Tuesday, August 21, 2007

The Darkness - XBOX360/PS3

Following on from the criminally overlooked ‘Chronicles of Riddick’, Starbreeze present this heart warming tale of a boy and his demon squid monster.

On his 21st birthday, Jackie Estacado finds out that he’s being just been put at the top of a mafia hit list, whilst an ancient family curse forces him to be host to “The Darkness”, a creature that provides Jackie with the means to survive, but with plans of its own. The game begins like a typical FPS, quickly shifting into something far more unusual as the Darkness comes to Jackie’s aid in gruesome style. As the game progresses, the player seeks to protect Jackie from the mob whilst he must keep the Darkness at bay within.

It's not just the demonic powers that set this title apart: there are fantastic characters and storytelling, giving a powerful, cinematic experience. Strangely for a game that is so strongly focused on the narrative, side quests are available which often involve you deviating from your main arc. I say strangely simply because the game has an immaculate sense of tension, it does feel like Jackie is being hunted from all sides, yet he's more than happy to help a man get his harmonica back. They are a welcome diversion nonetheless, but could do with better integration into the storyline. They're not quite as frustrating as the recent "Oblivion" whereby the player could ignore the demon invasion for seemingly months on end without any negative repercussions, as those in The Darkness generally don't divert the player for as long.

Another strange but welcome diversion is in the use of televisions throughout the game, showing real TV shows and films. At one point, near the start, the character is invited to sit with his girlfriend and watch To Kill A Mockingbird. Not entirely sure if it was the whole film, but I got 10 minutes into it, which in itself is impressive. Despite this, one wonders whether the disk space could have been used more productively, given the game is only around seven hours, even on hard mode.

Speaking of which, Hard Mode is the only mode to play the game on for a challenge. Though it begins as a very hard game, the enemies never really become more powerful, whereas Jackie does. As he embraces the Darkness, he gains powers such as a tendril that can lift and throw cars as well the ability to summon a black hole, which can even bring down helicopters. This imbalance makes the last part of the game difficult to rate, though some will relish becoming the monster, as the enemies cower in fear.

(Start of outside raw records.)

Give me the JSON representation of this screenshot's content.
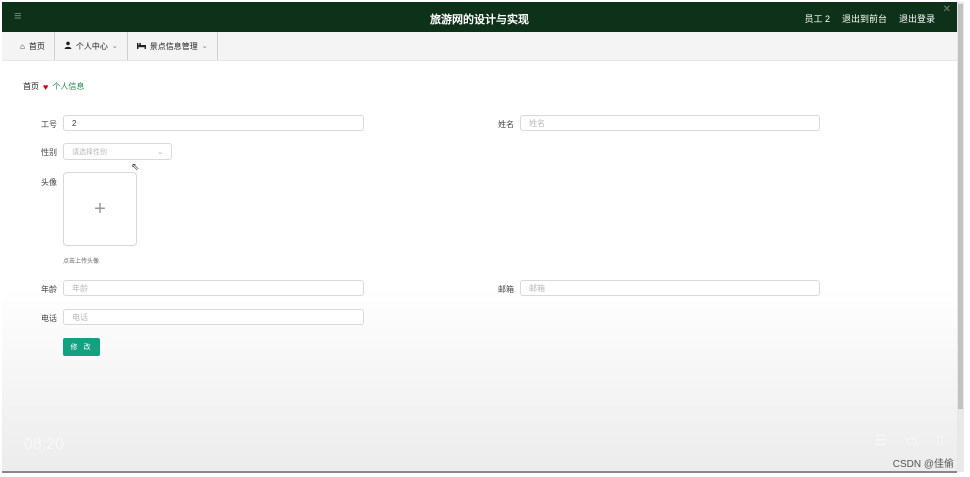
{
  "header": {
    "title": "旅游网的设计与实现",
    "user_label": "员工 2",
    "back_front": "退出到前台",
    "logout": "退出登录"
  },
  "nav": {
    "items": [
      {
        "icon": "home-icon",
        "label": "首页",
        "glyph": "⌂",
        "dropdown": false
      },
      {
        "icon": "user-icon",
        "label": "个人中心",
        "glyph": "👤",
        "dropdown": true
      },
      {
        "icon": "bed-icon",
        "label": "景点信息管理",
        "glyph": "✖",
        "dropdown": true
      }
    ]
  },
  "breadcrumb": {
    "home": "首页",
    "current": "个人信息"
  },
  "form": {
    "employee_no": {
      "label": "工号",
      "value": "2"
    },
    "name": {
      "label": "姓名",
      "placeholder": "姓名"
    },
    "gender": {
      "label": "性别",
      "placeholder": "请选择性别"
    },
    "avatar": {
      "label": "头像",
      "tip": "点击上传头像"
    },
    "age": {
      "label": "年龄",
      "placeholder": "年龄"
    },
    "email": {
      "label": "邮箱",
      "placeholder": "邮箱"
    },
    "phone": {
      "label": "电话",
      "placeholder": "电话"
    },
    "submit_label": "修 改"
  },
  "overlay": {
    "video_time": "08:20",
    "watermark": "CSDN @佳偷"
  },
  "colors": {
    "header_bg": "#0e3119",
    "accent": "#14a182",
    "breadcrumb_current": "#1d8b4a",
    "heart": "#d0021b"
  }
}
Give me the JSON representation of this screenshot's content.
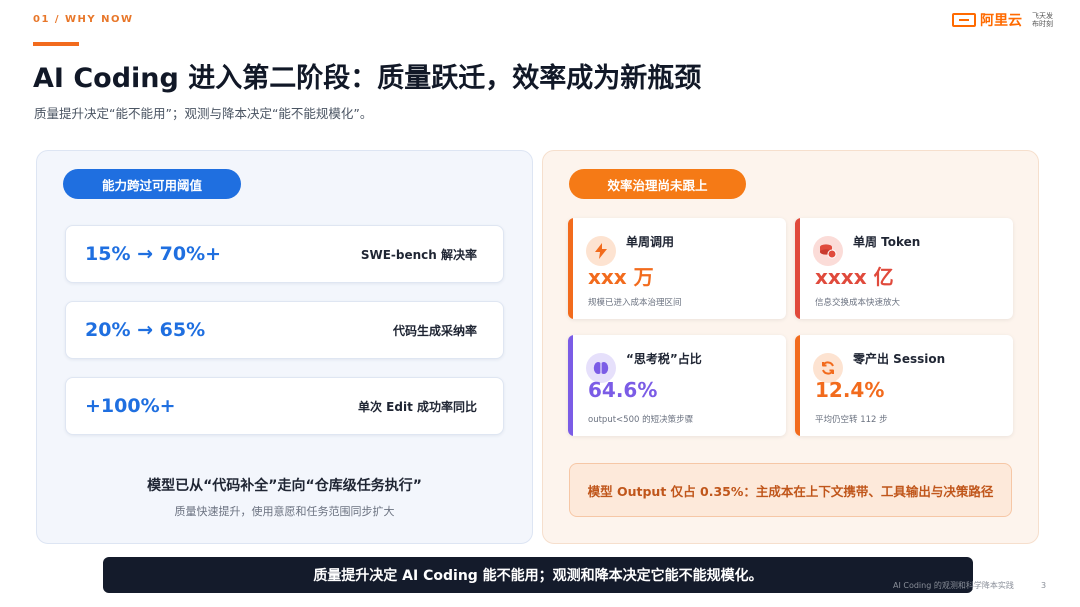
{
  "header": {
    "section_tag": "01 / WHY NOW",
    "title": "AI Coding 进入第二阶段：质量跃迁，效率成为新瓶颈",
    "subtitle": "质量提升决定“能不能用”；观测与降本决定“能不能规模化”。"
  },
  "logo": {
    "text": "阿里云",
    "sub": "飞天发布时刻"
  },
  "left_panel": {
    "pill": "能力跨过可用阈值",
    "metrics": [
      {
        "value": "15% → 70%+",
        "label": "SWE-bench 解决率"
      },
      {
        "value": "20% → 65%",
        "label": "代码生成采纳率"
      },
      {
        "value": "+100%+",
        "label": "单次 Edit 成功率同比"
      }
    ],
    "bottom_title": "模型已从“代码补全”走向“仓库级任务执行”",
    "bottom_sub": "质量快速提升，使用意愿和任务范围同步扩大"
  },
  "right_panel": {
    "pill": "效率治理尚未跟上",
    "stats": [
      {
        "title": "单周调用",
        "value": "xxx 万",
        "note": "规模已进入成本治理区间",
        "icon": "lightning-icon",
        "color": "#f26b1d"
      },
      {
        "title": "单周 Token",
        "value": "xxxx 亿",
        "note": "信息交换成本快速放大",
        "icon": "coins-icon",
        "color": "#e04a3c"
      },
      {
        "title": "“思考税”占比",
        "value": "64.6%",
        "note": "output<500 的短决策步骤",
        "icon": "brain-icon",
        "color": "#7b5ce6"
      },
      {
        "title": "零产出 Session",
        "value": "12.4%",
        "note": "平均仍空转 112 步",
        "icon": "refresh-icon",
        "color": "#f26b1d"
      }
    ],
    "callout": "模型 Output 仅占 0.35%：主成本在上下文携带、工具输出与决策路径"
  },
  "footer": {
    "banner": "质量提升决定 AI Coding 能不能用；观测和降本决定它能不能规模化。",
    "note": "AI Coding 的观测和科学降本实践",
    "page": "3"
  }
}
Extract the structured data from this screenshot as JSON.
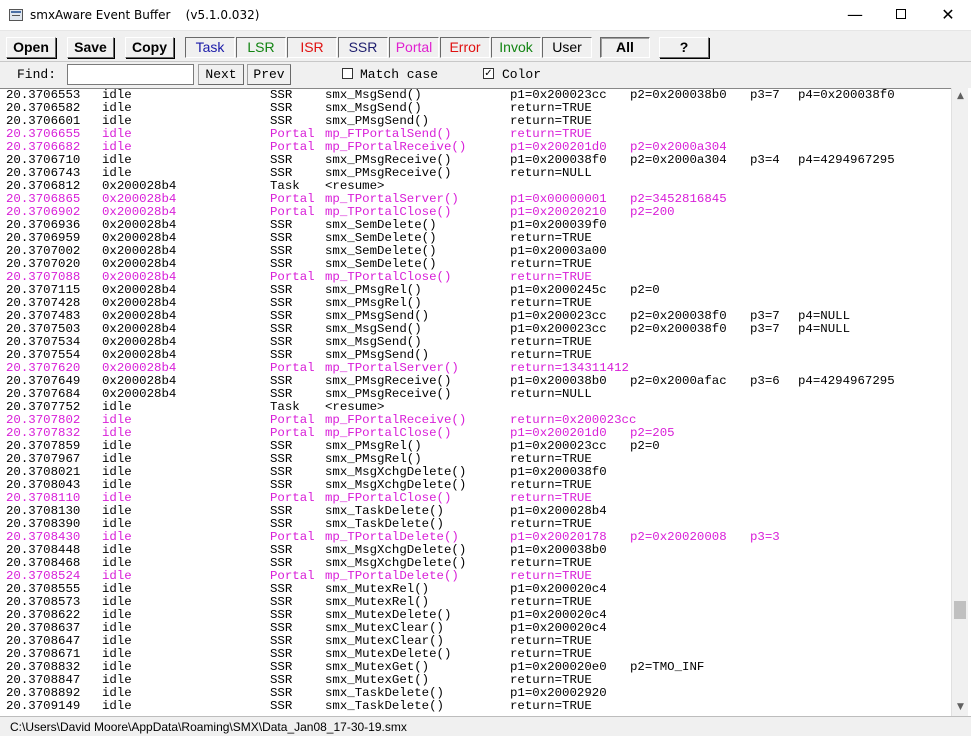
{
  "window": {
    "title": "smxAware Event Buffer    (v5.1.0.032)",
    "min_glyph": "—",
    "close_glyph": "✕"
  },
  "toolbar": {
    "open": "Open",
    "save": "Save",
    "copy": "Copy",
    "filters": [
      {
        "label": "Task",
        "color": "#1a1aa8"
      },
      {
        "label": "LSR",
        "color": "#128412"
      },
      {
        "label": "ISR",
        "color": "#e01010"
      },
      {
        "label": "SSR",
        "color": "#1e1e6e"
      },
      {
        "label": "Portal",
        "color": "#e020d0"
      },
      {
        "label": "Error",
        "color": "#e01010"
      },
      {
        "label": "Invok",
        "color": "#128412"
      },
      {
        "label": "User",
        "color": "#000000"
      }
    ],
    "all": "All",
    "help": "?"
  },
  "findbar": {
    "label": "Find:",
    "value": "",
    "next": "Next",
    "prev": "Prev",
    "match_case": "Match case",
    "match_case_checked": false,
    "color": "Color",
    "color_checked": true
  },
  "colors": {
    "normal": "#000000",
    "portal": "#d81ed8"
  },
  "rows": [
    [
      "20.3706553",
      "idle",
      "SSR",
      "smx_MsgSend()",
      "p1=0x200023cc",
      "p2=0x200038b0",
      "p3=7",
      "p4=0x200038f0",
      0
    ],
    [
      "20.3706582",
      "idle",
      "SSR",
      "smx_MsgSend()",
      "return=TRUE",
      "",
      "",
      "",
      0
    ],
    [
      "20.3706601",
      "idle",
      "SSR",
      "smx_PMsgSend()",
      "return=TRUE",
      "",
      "",
      "",
      0
    ],
    [
      "20.3706655",
      "idle",
      "Portal",
      "mp_FTPortalSend()",
      "return=TRUE",
      "",
      "",
      "",
      1
    ],
    [
      "20.3706682",
      "idle",
      "Portal",
      "mp_FPortalReceive()",
      "p1=0x200201d0",
      "p2=0x2000a304",
      "",
      "",
      1
    ],
    [
      "20.3706710",
      "idle",
      "SSR",
      "smx_PMsgReceive()",
      "p1=0x200038f0",
      "p2=0x2000a304",
      "p3=4",
      "p4=4294967295",
      0
    ],
    [
      "20.3706743",
      "idle",
      "SSR",
      "smx_PMsgReceive()",
      "return=NULL",
      "",
      "",
      "",
      0
    ],
    [
      "20.3706812",
      "0x200028b4",
      "Task",
      "<resume>",
      "",
      "",
      "",
      "",
      0
    ],
    [
      "20.3706865",
      "0x200028b4",
      "Portal",
      "mp_TPortalServer()",
      "p1=0x00000001",
      "p2=3452816845",
      "",
      "",
      1
    ],
    [
      "20.3706902",
      "0x200028b4",
      "Portal",
      "mp_TPortalClose()",
      "p1=0x20020210",
      "p2=200",
      "",
      "",
      1
    ],
    [
      "20.3706936",
      "0x200028b4",
      "SSR",
      "smx_SemDelete()",
      "p1=0x200039f0",
      "",
      "",
      "",
      0
    ],
    [
      "20.3706959",
      "0x200028b4",
      "SSR",
      "smx_SemDelete()",
      "return=TRUE",
      "",
      "",
      "",
      0
    ],
    [
      "20.3707002",
      "0x200028b4",
      "SSR",
      "smx_SemDelete()",
      "p1=0x20003a00",
      "",
      "",
      "",
      0
    ],
    [
      "20.3707020",
      "0x200028b4",
      "SSR",
      "smx_SemDelete()",
      "return=TRUE",
      "",
      "",
      "",
      0
    ],
    [
      "20.3707088",
      "0x200028b4",
      "Portal",
      "mp_TPortalClose()",
      "return=TRUE",
      "",
      "",
      "",
      1
    ],
    [
      "20.3707115",
      "0x200028b4",
      "SSR",
      "smx_PMsgRel()",
      "p1=0x2000245c",
      "p2=0",
      "",
      "",
      0
    ],
    [
      "20.3707428",
      "0x200028b4",
      "SSR",
      "smx_PMsgRel()",
      "return=TRUE",
      "",
      "",
      "",
      0
    ],
    [
      "20.3707483",
      "0x200028b4",
      "SSR",
      "smx_PMsgSend()",
      "p1=0x200023cc",
      "p2=0x200038f0",
      "p3=7",
      "p4=NULL",
      0
    ],
    [
      "20.3707503",
      "0x200028b4",
      "SSR",
      "smx_MsgSend()",
      "p1=0x200023cc",
      "p2=0x200038f0",
      "p3=7",
      "p4=NULL",
      0
    ],
    [
      "20.3707534",
      "0x200028b4",
      "SSR",
      "smx_MsgSend()",
      "return=TRUE",
      "",
      "",
      "",
      0
    ],
    [
      "20.3707554",
      "0x200028b4",
      "SSR",
      "smx_PMsgSend()",
      "return=TRUE",
      "",
      "",
      "",
      0
    ],
    [
      "20.3707620",
      "0x200028b4",
      "Portal",
      "mp_TPortalServer()",
      "return=134311412",
      "",
      "",
      "",
      1
    ],
    [
      "20.3707649",
      "0x200028b4",
      "SSR",
      "smx_PMsgReceive()",
      "p1=0x200038b0",
      "p2=0x2000afac",
      "p3=6",
      "p4=4294967295",
      0
    ],
    [
      "20.3707684",
      "0x200028b4",
      "SSR",
      "smx_PMsgReceive()",
      "return=NULL",
      "",
      "",
      "",
      0
    ],
    [
      "20.3707752",
      "idle",
      "Task",
      "<resume>",
      "",
      "",
      "",
      "",
      0
    ],
    [
      "20.3707802",
      "idle",
      "Portal",
      "mp_FPortalReceive()",
      "return=0x200023cc",
      "",
      "",
      "",
      1
    ],
    [
      "20.3707832",
      "idle",
      "Portal",
      "mp_FPortalClose()",
      "p1=0x200201d0",
      "p2=205",
      "",
      "",
      1
    ],
    [
      "20.3707859",
      "idle",
      "SSR",
      "smx_PMsgRel()",
      "p1=0x200023cc",
      "p2=0",
      "",
      "",
      0
    ],
    [
      "20.3707967",
      "idle",
      "SSR",
      "smx_PMsgRel()",
      "return=TRUE",
      "",
      "",
      "",
      0
    ],
    [
      "20.3708021",
      "idle",
      "SSR",
      "smx_MsgXchgDelete()",
      "p1=0x200038f0",
      "",
      "",
      "",
      0
    ],
    [
      "20.3708043",
      "idle",
      "SSR",
      "smx_MsgXchgDelete()",
      "return=TRUE",
      "",
      "",
      "",
      0
    ],
    [
      "20.3708110",
      "idle",
      "Portal",
      "mp_FPortalClose()",
      "return=TRUE",
      "",
      "",
      "",
      1
    ],
    [
      "20.3708130",
      "idle",
      "SSR",
      "smx_TaskDelete()",
      "p1=0x200028b4",
      "",
      "",
      "",
      0
    ],
    [
      "20.3708390",
      "idle",
      "SSR",
      "smx_TaskDelete()",
      "return=TRUE",
      "",
      "",
      "",
      0
    ],
    [
      "20.3708430",
      "idle",
      "Portal",
      "mp_TPortalDelete()",
      "p1=0x20020178",
      "p2=0x20020008",
      "p3=3",
      "",
      1
    ],
    [
      "20.3708448",
      "idle",
      "SSR",
      "smx_MsgXchgDelete()",
      "p1=0x200038b0",
      "",
      "",
      "",
      0
    ],
    [
      "20.3708468",
      "idle",
      "SSR",
      "smx_MsgXchgDelete()",
      "return=TRUE",
      "",
      "",
      "",
      0
    ],
    [
      "20.3708524",
      "idle",
      "Portal",
      "mp_TPortalDelete()",
      "return=TRUE",
      "",
      "",
      "",
      1
    ],
    [
      "20.3708555",
      "idle",
      "SSR",
      "smx_MutexRel()",
      "p1=0x200020c4",
      "",
      "",
      "",
      0
    ],
    [
      "20.3708573",
      "idle",
      "SSR",
      "smx_MutexRel()",
      "return=TRUE",
      "",
      "",
      "",
      0
    ],
    [
      "20.3708622",
      "idle",
      "SSR",
      "smx_MutexDelete()",
      "p1=0x200020c4",
      "",
      "",
      "",
      0
    ],
    [
      "20.3708637",
      "idle",
      "SSR",
      "smx_MutexClear()",
      "p1=0x200020c4",
      "",
      "",
      "",
      0
    ],
    [
      "20.3708647",
      "idle",
      "SSR",
      "smx_MutexClear()",
      "return=TRUE",
      "",
      "",
      "",
      0
    ],
    [
      "20.3708671",
      "idle",
      "SSR",
      "smx_MutexDelete()",
      "return=TRUE",
      "",
      "",
      "",
      0
    ],
    [
      "20.3708832",
      "idle",
      "SSR",
      "smx_MutexGet()",
      "p1=0x200020e0",
      "p2=TMO_INF",
      "",
      "",
      0
    ],
    [
      "20.3708847",
      "idle",
      "SSR",
      "smx_MutexGet()",
      "return=TRUE",
      "",
      "",
      "",
      0
    ],
    [
      "20.3708892",
      "idle",
      "SSR",
      "smx_TaskDelete()",
      "p1=0x20002920",
      "",
      "",
      "",
      0
    ],
    [
      "20.3709149",
      "idle",
      "SSR",
      "smx_TaskDelete()",
      "return=TRUE",
      "",
      "",
      "",
      0
    ]
  ],
  "scrollbar": {
    "up": "▲",
    "down": "▼"
  },
  "status": {
    "path": "C:\\Users\\David Moore\\AppData\\Roaming\\SMX\\Data_Jan08_17-30-19.smx"
  }
}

The powers are fueled in two ways; through hiding in the dark and eating hearts of fallen enemies. The first provides a strange twist to the stealth genre, with Jackie having to create shadows as he progresses by breaking the lights out, the dark provides him with both cover and firepower. The latter allows Jackie to 'level up' in a sense, increasing the strength of the abilities used. This is done through a brutally gruesome animation, where the snake like heads of the Darkness rip into corpses and fight over the heart meat. It seems unnecessary after a while, but it adds a lot of character to the demon.

As well as these powers, Jackie can also summon minions called "Darklings", gibbering little goblin creatures that have a variety of applications and powers. Though they are a nice idea, they aren't very well implemented, very often they do not obey commands and wander off to do their own thing elsewhere. Whether this is a cigarette break or they just have no attention span is never explained, but one can only assume that this wasn't intentional in the programming.

The Darklings make a slightly better impression in the multiplayer mode, where players can shift between forms of human and darkling, the latter being unarmed but able to pounce and crawl along ceilings. In many respects, it's similar to Alien Vs Predator, but without the erm... Predator. Sadly, although it's a nice idea, the implementation is dreadful. If a patch was released after I played it, this section may warrant a re-evaluation.

Overall, the Darkness is a fine example of what a single player experience can provide. Though it lacks length, the narrative rarely slows down and has both depth and heart (not just the edible variety). Though the multiplayer is weak, and some more freedom would have helped it, it's difficult to resist the *ahem* dark side.